  • When Benny Se Teo was released from prison it was impossible to find a job
  • So he decided to start his own chain of restaurants, Eighteen chefs
  • Now he gives ex-offenders the chance he never had by employing them

(CNN)After several stints in prison and rehab for heroin addiction, Benny Se Teo was a reformed character, but society didn't want to know.

After finding it nearly impossible to get a job he decided to forge his own future. Now, over 20 years since he kicked his drug-habit, the Singaporean is the successful owner of a chain of restaurants called Eighteen Chefs.
    While the restaurants focus on providing quality food, from the beginning Teo was determined that his business venture would also concentrate on helping those marginalized by society.
    "I realized that in society there is this gap. Where once you have a criminal record you are unable to live a normal life, you are unable to integrate back to society," he says.
    "We are able to provide training and give them their self-respect which they lost many, many years ago."
    Before setting up Eighteen Chefs, Teo trained at Fifteen, Jamie Oliver's London restaurant. He then went on to run a 200-seater Chinese restaurant, with 80% of the staff having a criminal record.

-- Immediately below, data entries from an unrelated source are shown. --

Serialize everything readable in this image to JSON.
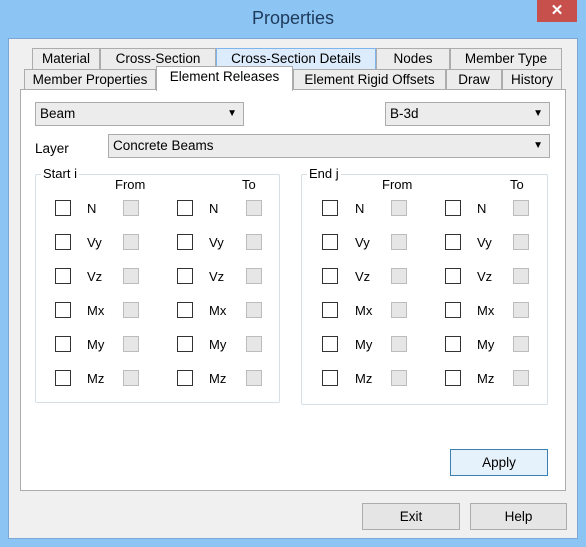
{
  "window": {
    "title": "Properties",
    "close_icon": "close-icon"
  },
  "tabs_row1": [
    "Material",
    "Cross-Section",
    "Cross-Section Details",
    "Nodes",
    "Member Type"
  ],
  "tabs_row2": [
    "Member Properties",
    "Element Releases",
    "Element Rigid Offsets",
    "Draw",
    "History"
  ],
  "active_tab": "Element Releases",
  "type_combo": {
    "value": "Beam"
  },
  "section_combo": {
    "value": "B-3d"
  },
  "layer": {
    "label": "Layer",
    "value": "Concrete Beams"
  },
  "start_group": {
    "title": "Start i",
    "from_label": "From",
    "to_label": "To"
  },
  "end_group": {
    "title": "End j",
    "from_label": "From",
    "to_label": "To"
  },
  "releases": [
    "N",
    "Vy",
    "Vz",
    "Mx",
    "My",
    "Mz"
  ],
  "buttons": {
    "apply": "Apply",
    "exit": "Exit",
    "help": "Help"
  }
}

    However, Teo found that the high number of ex-offenders was too difficult to manage. His first Eighteen Chefs establishment started off with a smaller proportion, 35% in 2012, and now 50% of his employees are troubled young people and people with criminal records.
    There have been a number of success stories among staff, one of Teo's employees began as a server and is now a regional manager at an international restaurant earning more than $6,000 a month.
    Teo does not even mind if his employees steal recipes and ideas from him to start up their own small businesses, he's just happy they aren't going back to their old ways.
    While his new life is free of his old habits and addictions, his restaurants retain an allusion to his former ways: the number 18 refers to a well-known Singaporean street gang.
    But rather than advocate his breaking bad past, he would rather young people tempted by a thug life would pick up a pan and chopping knife rather than a switchblade.